Search this website. You can use fund codes to locate specific funds

Weekly credit insight

Chart of the week: global investment-grade returns rival those of high yield

There has been an unprecedented rise in the value of negative-yielding assets this year. The share of global assets that are negative yielding rose to an all-time high of 29% in August and now stands at just above 20% – still a hefty proportion of the fixed-income universe.

In this turn, this means that 2019 has become the first year in the modern history of credit markets where global investment-grade returns match those of high yield.

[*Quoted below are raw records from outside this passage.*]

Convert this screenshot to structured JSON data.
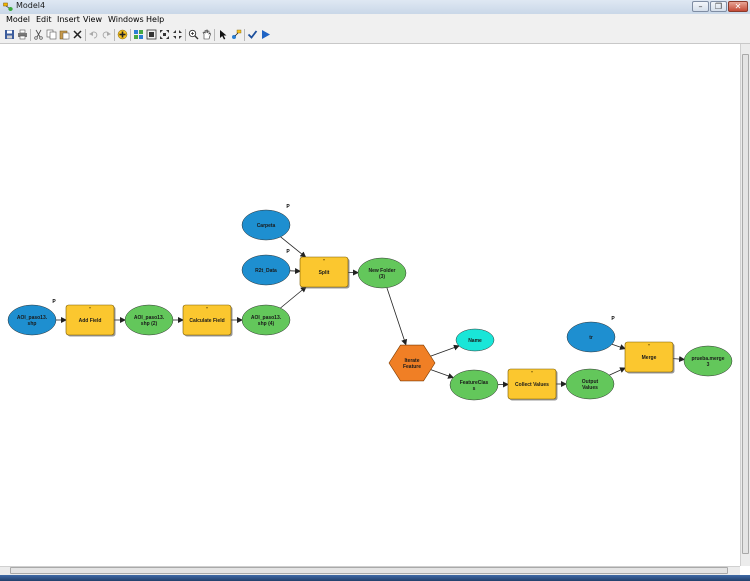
{
  "window": {
    "title": "Model4"
  },
  "menu": [
    "Model",
    "Edit",
    "Insert",
    "View",
    "Windows",
    "Help"
  ],
  "toolbar_icons": [
    "save-icon",
    "print-icon",
    "cut-icon",
    "copy-icon",
    "paste-icon",
    "delete-icon",
    "undo-icon",
    "redo-icon",
    "add-data-icon",
    "auto-layout-icon",
    "full-extent-icon",
    "fixed-zoom-in-icon",
    "fixed-zoom-out-icon",
    "zoom-in-icon",
    "pan-icon",
    "select-icon",
    "connect-icon",
    "validate-icon",
    "run-icon"
  ],
  "colors": {
    "variable": "#1e8fd0",
    "tool": "#fbc72f",
    "derived": "#63c75b",
    "iterator": "#f07f25",
    "boolean": "#19e6d8"
  },
  "model": {
    "nodes": [
      {
        "id": "n1",
        "kind": "variable",
        "label": [
          "AOI_paso13.",
          "shp"
        ],
        "param": "P"
      },
      {
        "id": "n2",
        "kind": "tool",
        "label": [
          "Add Field"
        ]
      },
      {
        "id": "n3",
        "kind": "derived",
        "label": [
          "AOI_paso13.",
          "shp (2)"
        ]
      },
      {
        "id": "n4",
        "kind": "tool",
        "label": [
          "Calculate Field"
        ]
      },
      {
        "id": "n5",
        "kind": "derived",
        "label": [
          "AOI_paso13.",
          "shp (4)"
        ]
      },
      {
        "id": "n6",
        "kind": "variable",
        "label": [
          "Carpeta"
        ],
        "param": "P"
      },
      {
        "id": "n7",
        "kind": "variable",
        "label": [
          "R2t_Data"
        ],
        "param": "P"
      },
      {
        "id": "n8",
        "kind": "tool",
        "label": [
          "Split"
        ]
      },
      {
        "id": "n9",
        "kind": "derived",
        "label": [
          "New Folder",
          "(3)"
        ]
      },
      {
        "id": "n10",
        "kind": "iterator",
        "label": [
          "Iterate",
          "Feature"
        ]
      },
      {
        "id": "n11",
        "kind": "boolean",
        "label": [
          "Name"
        ]
      },
      {
        "id": "n12",
        "kind": "derived",
        "label": [
          "FeatureClas",
          "s"
        ]
      },
      {
        "id": "n13",
        "kind": "tool",
        "label": [
          "Collect Values"
        ]
      },
      {
        "id": "n14",
        "kind": "derived",
        "label": [
          "Output",
          "Values"
        ]
      },
      {
        "id": "n15",
        "kind": "variable",
        "label": [
          "tr"
        ],
        "param": "P"
      },
      {
        "id": "n16",
        "kind": "tool",
        "label": [
          "Merge"
        ]
      },
      {
        "id": "n17",
        "kind": "derived",
        "label": [
          "prueba.merge",
          "3"
        ]
      }
    ],
    "edges": [
      [
        "n1",
        "n2"
      ],
      [
        "n2",
        "n3"
      ],
      [
        "n3",
        "n4"
      ],
      [
        "n4",
        "n5"
      ],
      [
        "n5",
        "n8"
      ],
      [
        "n6",
        "n8"
      ],
      [
        "n7",
        "n8"
      ],
      [
        "n8",
        "n9"
      ],
      [
        "n9",
        "n10"
      ],
      [
        "n10",
        "n11"
      ],
      [
        "n10",
        "n12"
      ],
      [
        "n12",
        "n13"
      ],
      [
        "n13",
        "n14"
      ],
      [
        "n14",
        "n16"
      ],
      [
        "n15",
        "n16"
      ],
      [
        "n16",
        "n17"
      ]
    ]
  }
}
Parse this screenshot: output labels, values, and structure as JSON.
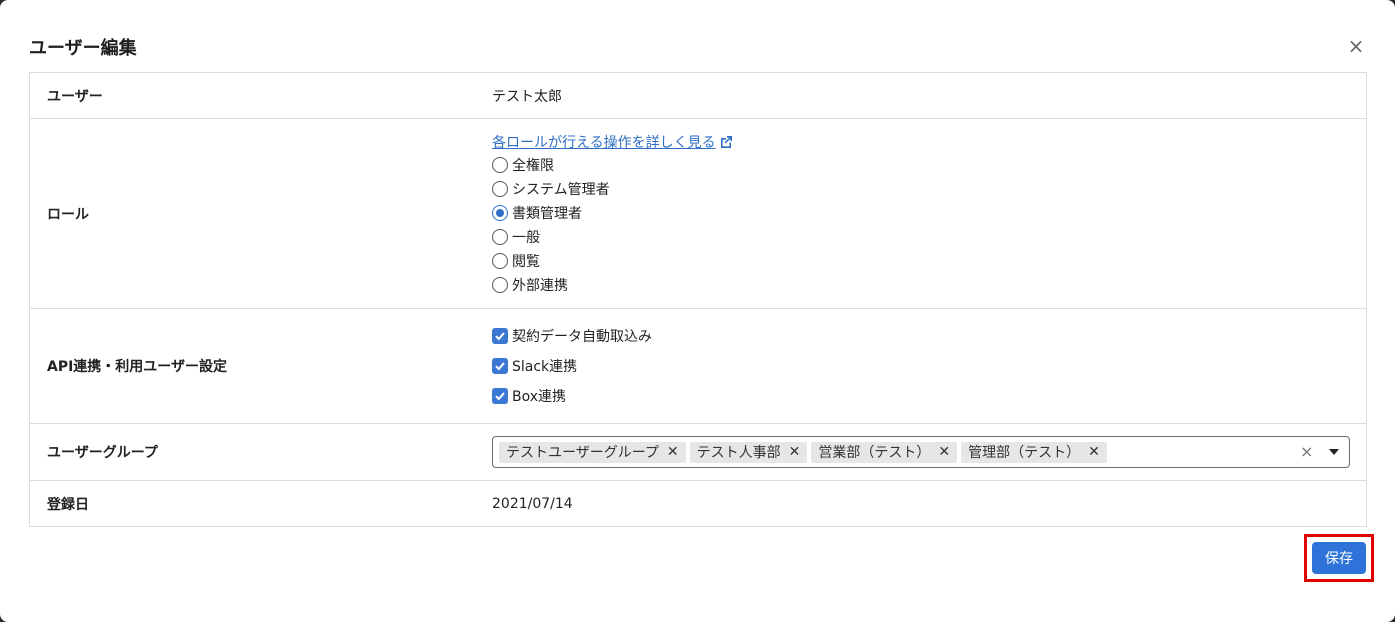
{
  "modal": {
    "title": "ユーザー編集",
    "close_label": "×"
  },
  "rows": {
    "user": {
      "label": "ユーザー",
      "value": "テスト太郎"
    },
    "role": {
      "label": "ロール",
      "link_text": "各ロールが行える操作を詳しく見る",
      "options": [
        {
          "label": "全権限",
          "checked": false
        },
        {
          "label": "システム管理者",
          "checked": false
        },
        {
          "label": "書類管理者",
          "checked": true
        },
        {
          "label": "一般",
          "checked": false
        },
        {
          "label": "閲覧",
          "checked": false
        },
        {
          "label": "外部連携",
          "checked": false
        }
      ]
    },
    "api": {
      "label": "API連携・利用ユーザー設定",
      "options": [
        {
          "label": "契約データ自動取込み",
          "checked": true
        },
        {
          "label": "Slack連携",
          "checked": true
        },
        {
          "label": "Box連携",
          "checked": true
        }
      ]
    },
    "group": {
      "label": "ユーザーグループ",
      "chips": [
        "テストユーザーグループ",
        "テスト人事部",
        "営業部（テスト）",
        "管理部（テスト）"
      ],
      "chip_remove": "✕",
      "clear_all": "×"
    },
    "date": {
      "label": "登録日",
      "value": "2021/07/14"
    }
  },
  "footer": {
    "save_label": "保存"
  },
  "colors": {
    "accent": "#2f73d8",
    "highlight": "#e00000"
  }
}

Figure 1 shows how 2019 is the only year of double-digit returns where global investment-grade and high-yield markets have performed in line.

Figure 1: Investment grade returns on par with high yield

Source: Herme Credit, ICE bond indices, as at December 2019.

The difficult macroeconomic environment, a pick-up in defaults and low sovereign yields have prompted asset allocators to look to corporate credit this year, as investors that target high returns now need to choose which type of extra risk they are willing to take on. Initially, some managers extended duration and moved into lower-quality sovereign instrument. The next logical step was then to increase allocation to corporate credit – starting with investment grade.

Other options included taking on more foreign-exchange risk – by moving into higher-yielding currencies unhedged – or seeking a greater illiquidity premium in other asset classes. But this would likely have been a larger deviation from existing mandates then moving into corporate credit.

Looking into 2020, demand for credit should remain solid. Yet to deliver strong returns going forward, investors will need to take an unconstrained approach and focus on high-active share investing. At Hermes, we believe that flexible strategies are able to generate returns by allocating capital and risk across the entire credit spectrum and throughout the capital structure, something we discuss in more detail in our piece on flexible allocation.

More Insights

The geometry of net zero: an accounting conundrum waiting to happen
Emissions accounting is often inconsistent, inaccurate and imply that climate change can be reduced to a book-balancing process.
2020 TCFD report: our climate-related financial disclosures
This report details our approach to identifying and managing climate risks.
Your Questions Answered by Unconstrained Credit
A quarterly series featuring the top 10 questions that clients and prospective clients ask our investment teams.
Sustainable oceans in focus in EOS’s Q2 Public Engagement Report
EOS takes a deep dive into our oceans, examining threats from overfishing, pollution and global heating.
Dark matters in finance: why climate change is bending bank disclosure standards
Climate change is pushing the boundaries of financial risk disclosure into unknown territory.
Credit Pulse: market update – 16 July 2021
In our latest Credit Pulse, we look at bankruptcies and recovery rates, and present a case study on an energy fallen angel.